◆ **Problem statement**
Return each line of the records holding the string "title".
------ Extracted records ------
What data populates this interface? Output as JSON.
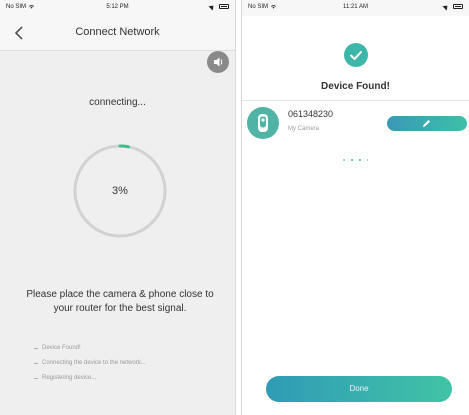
{
  "left": {
    "status": {
      "carrier": "No SIM",
      "time": "5:12 PM"
    },
    "nav": {
      "title": "Connect Network"
    },
    "connecting_text": "connecting...",
    "progress": {
      "percent": 3,
      "label": "3%"
    },
    "tip": "Please place the camera & phone close to your router for the best signal.",
    "steps": [
      "Device Found!",
      "Connecting the device to the network...",
      "Registering device..."
    ]
  },
  "right": {
    "status": {
      "carrier": "No SIM",
      "time": "11:21 AM"
    },
    "title": "Device Found!",
    "device": {
      "id": "061348230",
      "name": "My Camera"
    },
    "done_label": "Done"
  },
  "colors": {
    "accent": "#3cb6a8",
    "progress_track": "#d2d2d2",
    "progress_fill": "#3cbf8f"
  },
  "icons": [
    "back-chevron-icon",
    "sound-icon",
    "check-icon",
    "camera-icon",
    "edit-icon",
    "wifi-icon",
    "battery-icon"
  ]
}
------
◆ **Result of this task**
      "title": "Connect Network"
    "title": "Device Found!",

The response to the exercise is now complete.